Gal 2:9-10 "and when they perceived the grace that was given unto me, James and Cephas and John, they who were reputed to be pillars, gave to me and Barnabas the right hands of fellowship, that we should go unto the Gentiles, and they unto the circumcision; only they would that we should remember the poor; which very thing I was also zealous to do." What did Peter et al urge Paul to do? What did Paul say he was already zealous to do? Help the poor. Act 11:28-30 "And there stood up one of them named Agabus, and signified by the Spirit that there should be a great famine over all the world: which came to pass in the days of Claudius. And the disciples, every man according to his ability, determined to send relief unto the brethren that dwelt in Judaea: which also they did, sending it to the elders by the hand of Barnabas and Saul." These disciples heard of a need and immediately determined to help. Seems like that was a major focus of first century Christianity. Can we do that today? Yes, I know, "If any will not work, neither let him eat.' 2 Thess. 3:10, but not all who are having trouble are unwilling to work, and could it possibly be that we are just looking for excuses not to help? Many just need a hand and, while we can't miraculously feed 5,000 at once, we can help. Remember, the first person raised from the dead in the book of Acts wasn't the Apostle James or the great speaker Stephen, but Dorcas who spent her life taking care of the unfortunate (Acts 9:38-41).

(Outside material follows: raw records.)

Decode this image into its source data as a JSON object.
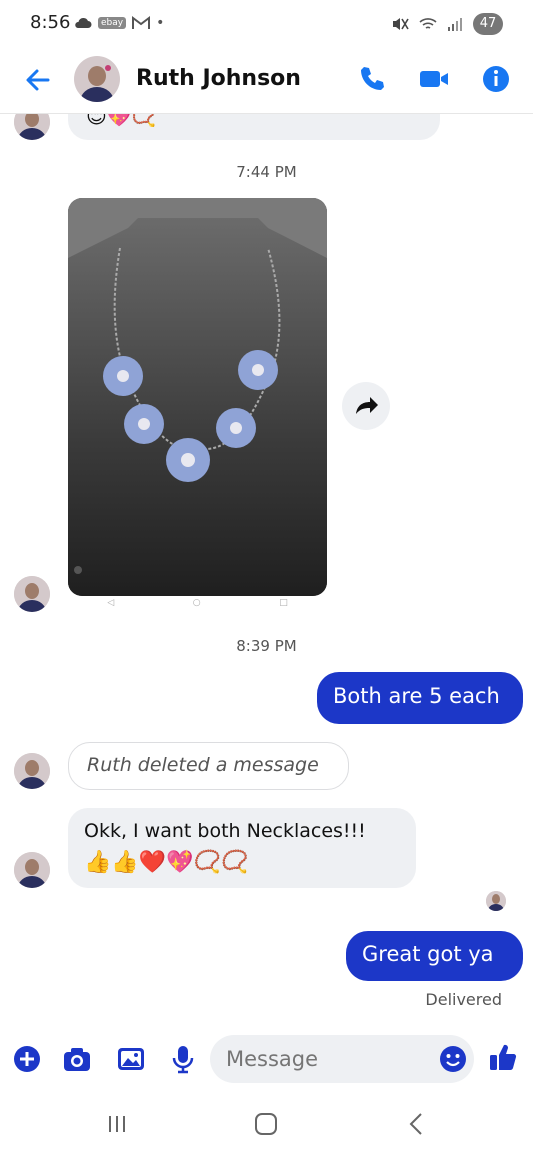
{
  "status_bar": {
    "time": "8:56",
    "ebay": "ebay",
    "battery": "47"
  },
  "header": {
    "contact_name": "Ruth Johnson",
    "back_icon": "arrow-left-icon",
    "call_icon": "phone-icon",
    "video_icon": "video-camera-icon",
    "info_icon": "info-icon"
  },
  "messages": {
    "top_partial_emojis": "😊💖📿",
    "timestamp_1": "7:44 PM",
    "timestamp_2": "8:39 PM",
    "outgoing_1": "Both are 5 each",
    "deleted_notice": "Ruth deleted a message",
    "incoming_1_text": "Okk, I want both Necklaces!!!",
    "incoming_1_emojis": "👍👍❤️💖📿📿",
    "outgoing_2": "Great got ya",
    "delivered": "Delivered"
  },
  "composer": {
    "placeholder": "Message"
  },
  "colors": {
    "accent": "#1877f2",
    "outgoing_bubble": "#1c37c8",
    "incoming_bubble": "#eef0f3"
  }
}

Finally, we can comfort the bereaved.
Rom. 12:15 "Rejoice with them that rejoice; weep with them that weep." James 1:27 "Pure religion and undefiled before our God and Father is this, to visit the fatherless and widows in their affliction, and to keep oneself unspotted from the world." We can't raise anyone from the dead, but we can be with them, weep with them, sit with them. We can see to their needs as they go through their grieving process and beyond if the death has left them without support. We can't work miracles, but in every way that Jesus showed compassion, we can too.
And we can all teach the Gospel. Not all are gifted with the abilities to be teachers, whether in a public way or in one-on-one settings. Nor should all try (James 3:1). But every Christian can live his/her life in such a way that his light shines for all the world to see (Matt. 5:14-16). We can all be ready to explain the reason for the hope we in Christ (1 Pet. 3:15). This doesn't need to be erudite exposition, just a simple reason why we have hope. If a Christian who doesn't teach then interests his friend or neighbor he can call on one of the teachers to help follow up. But all can proclaim the Gospel in our lives.
We can also sacrifice for others. 1 Cor. 8:13 "Wherefore, if meat causeth my brother to stumble, I will eat no flesh for evermore, that I cause not my brother to stumble." The eating of meat isn't a problem in modern churches, but anything I'm doing that could harm a brother -- even if I have a right to do it -- should be sacrificed for our love for each other. 1 Cor. 6:7 "Nay, already it is altogether a defect in you, that ye have lawsuits one with another. Why not rather take wrong? why not rather be defrauded?" It is better to accept wrong than cause trouble in the church. We can, and should, sacrifice our desires for our brethren.
Our Lord went about doing good. Can we do any less?